El Al Complying with Demands Set by Rabbonim

Dei’ah veDibur February 28, 2008

Vaadas HaRabbonim Lemaan Kedushas HaShabbos in Eretz Yisroel issued an official notice confirming that El Al is complying with the conditions set by the rabbonim as far as keeping the sanctity of Shabbos.

On the other hand three other Israeli airlines, Arkia, Israir and Sun D'Or, continue to desecrate Shabbos openly, says the Vaad.

The Vaadas HaRabbonim is urging travelers not to patronize these companies, noting that if passengers avoid these airlines, "tovo aleihem bircas tov." Sun D'Or is affiliated with El Al.

Walls of Shabbos Almost Completely Breached at All Large Shopping Malls

By Eliezer Rauchberger, Dei’ah veDibur February 28, 2008

The Knesset State Control Committee asked State Comptroller Micha Lindenstrauss on Tuesday to conduct an inquiry and to issue an opinion regarding the lack of enforcement of labor laws and business licensing laws by Israeli authorities, which has allowed businesses to open on Shabbos in blatant violation of the law.

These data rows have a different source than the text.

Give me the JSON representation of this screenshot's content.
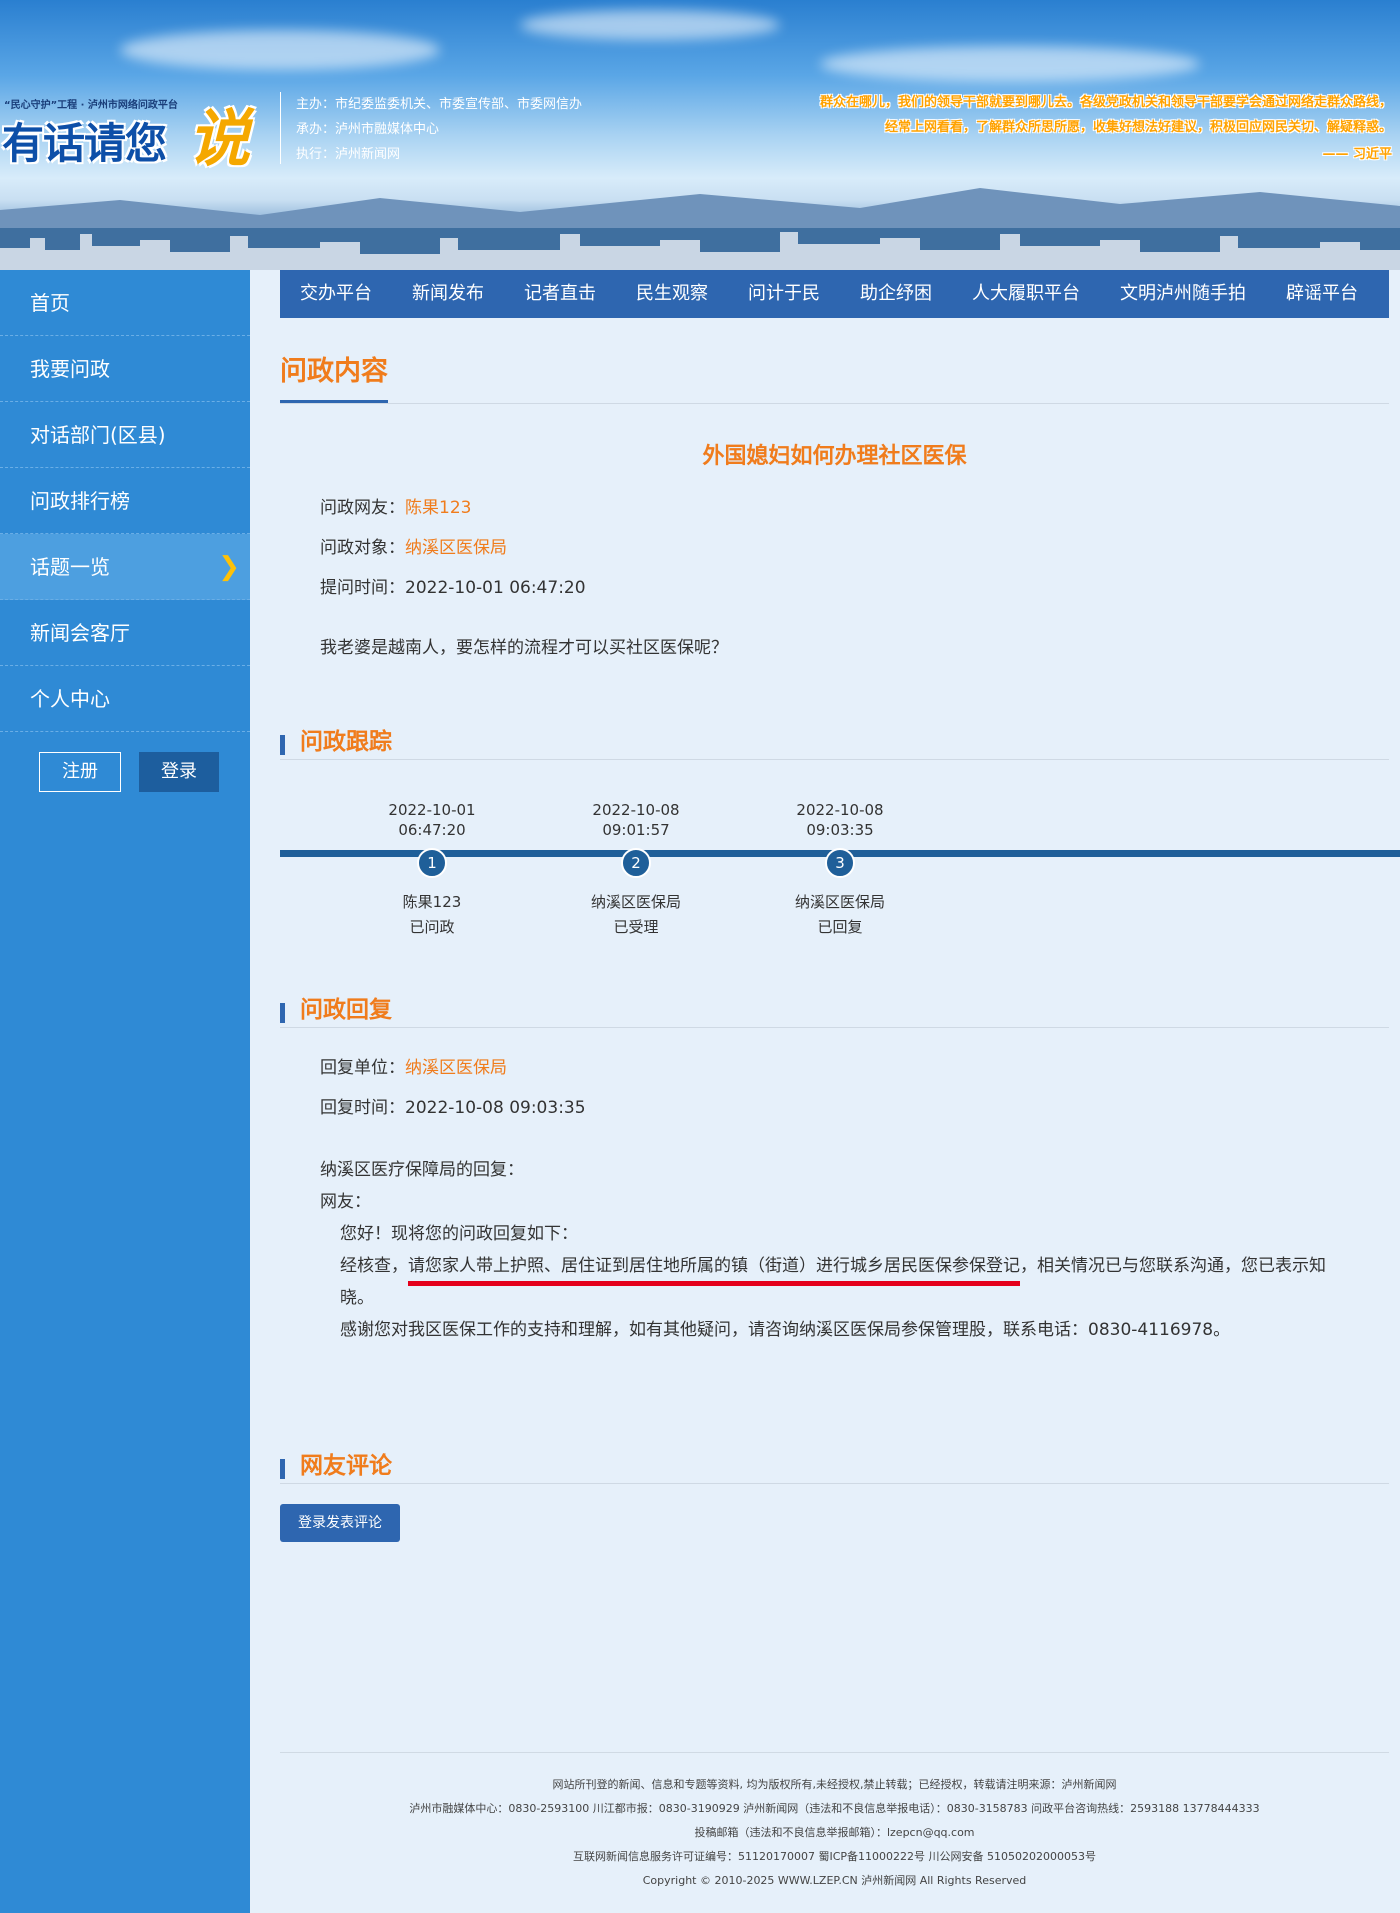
{
  "header": {
    "logo_tagline": "“民心守护”工程 · 泸州市网络问政平台",
    "logo_title": "有话请您",
    "logo_title_big": "说",
    "sponsors": [
      "主办：市纪委监委机关、市委宣传部、市委网信办",
      "承办：泸州市融媒体中心",
      "执行：泸州新闻网"
    ],
    "quote_lines": [
      "群众在哪儿，我们的领导干部就要到哪儿去。各级党政机关和领导干部要学会通过网络走群众路线，",
      "经常上网看看，了解群众所思所愿，收集好想法好建议，积极回应网民关切、解疑释惑。"
    ],
    "quote_author": "—— 习近平"
  },
  "sidebar": {
    "items": [
      {
        "label": "首页"
      },
      {
        "label": "我要问政"
      },
      {
        "label": "对话部门(区县)"
      },
      {
        "label": "问政排行榜"
      },
      {
        "label": "话题一览",
        "active": true
      },
      {
        "label": "新闻会客厅"
      },
      {
        "label": "个人中心"
      }
    ],
    "register": "注册",
    "login": "登录"
  },
  "topnav": [
    "交办平台",
    "新闻发布",
    "记者直击",
    "民生观察",
    "问计于民",
    "助企纾困",
    "人大履职平台",
    "文明泸州随手拍",
    "辟谣平台"
  ],
  "content": {
    "section_title": "问政内容",
    "question_title": "外国媳妇如何办理社区医保",
    "asker_label": "问政网友：",
    "asker": "陈果123",
    "target_label": "问政对象：",
    "target": "纳溪区医保局",
    "time_label": "提问时间：",
    "time": "2022-10-01 06:47:20",
    "question": "我老婆是越南人，要怎样的流程才可以买社区医保呢？"
  },
  "tracking": {
    "title": "问政跟踪",
    "steps": [
      {
        "date": "2022-10-01",
        "time": "06:47:20",
        "num": "1",
        "actor": "陈果123",
        "status": "已问政"
      },
      {
        "date": "2022-10-08",
        "time": "09:01:57",
        "num": "2",
        "actor": "纳溪区医保局",
        "status": "已受理"
      },
      {
        "date": "2022-10-08",
        "time": "09:03:35",
        "num": "3",
        "actor": "纳溪区医保局",
        "status": "已回复"
      }
    ]
  },
  "reply": {
    "title": "问政回复",
    "unit_label": "回复单位：",
    "unit": "纳溪区医保局",
    "time_label": "回复时间：",
    "time": "2022-10-08 09:03:35",
    "line1": "纳溪区医疗保障局的回复：",
    "line2": "网友：",
    "line3": "您好！现将您的问政回复如下：",
    "line4_pre": "经核查，",
    "line4_highlight": "请您家人带上护照、居住证到居住地所属的镇（街道）进行城乡居民医保参保登记",
    "line4_post": "，相关情况已与您联系沟通，您已表示知晓。",
    "line5": "感谢您对我区医保工作的支持和理解，如有其他疑问，请咨询纳溪区医保局参保管理股，联系电话：0830-4116978。"
  },
  "comments": {
    "title": "网友评论",
    "button": "登录发表评论"
  },
  "footer": [
    "网站所刊登的新闻、信息和专题等资料, 均为版权所有,未经授权,禁止转载；已经授权，转载请注明来源：泸州新闻网",
    "泸州市融媒体中心：0830-2593100 川江都市报：0830-3190929 泸州新闻网（违法和不良信息举报电话）：0830-3158783  问政平台咨询热线：2593188 13778444333",
    "投稿邮箱（违法和不良信息举报邮箱）：lzepcn@qq.com",
    "互联网新闻信息服务许可证编号：51120170007 蜀ICP备11000222号 川公网安备 51050202000053号",
    "Copyright © 2010-2025 WWW.LZEP.CN 泸州新闻网 All Rights Reserved"
  ]
}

The committee meeting was convened following requests by the Forum of Grocery Store Owners in Tel Aviv and a request by Ramat Gan Deputy Mayor Yossi Ehrenberg regarding the Ayalon Shopping Mall. During the committee meeting, it was acknowledged that the State of Israel legislates laws to ensure Shabbos observance but that the law is openly violated and authorities make almost no effort to halt it.

Ehrenberg said the Ayalon Shopping Mall compels shop owners to open on Shabbos, threatening them with fines if they fail to abide by the scheduled hours, which include Friday and Saturday from 11:00 am to 1:00 am.

Prohibited Landscaping Carried Out at Municipal Sites

By Yechiel Sever, Dei’ah veDibur February 28, 2008

Rabbonim and poskim are issuing warnings over Shmittah breaches in projects carried out at various municipal sites and are calling on public representatives in each of these places to make every effort to preserve the sanctity of Eretz Yisroel.

Alongside Highway 6, trees are being planted in violation of halochoh. When the landscaping project began, activists notified the Chief Rabbinate about the problem, but nothing has been done to prevent this act of desecration.

Rabbonim also protested a JNF tree-planting project in the Jerusalem area that involves serious Torah prohibitions. At the beginning of this week Har Nof residents were astonished to see JNF tractors plowing olive groves on the slopes between Rechov Hamelamed and Har Hamenuchos.

Last week Moriah (a company owned by the city of Jerusalem) workers were spotted planting trees at the entrance to Highway 9 in Jerusalem, but following extensive efforts, Mayor Rabbi Uri Lupoliansky managed to put a stop to the work.

Rabbis to battle smoking in haredi public

By Neta Sela, February 28, 2008

In a campaign that will be launched Thursday, rabbis will issue halachic rulings banning smoking. The rulings will be posted on bulletin boards and buses, and published in the community's pamphlets.

The decision to launch the campaign ahead of Purim was based on the fact that during the holiday it is usually considered legitimate for children to smoke cigarettes.

Religion and State in Israel

March 3, 2008 (Section 2) (continued from Section 1)

Editor – Joel Katz

Religion and State in Israel is not affiliated with any organization or movement.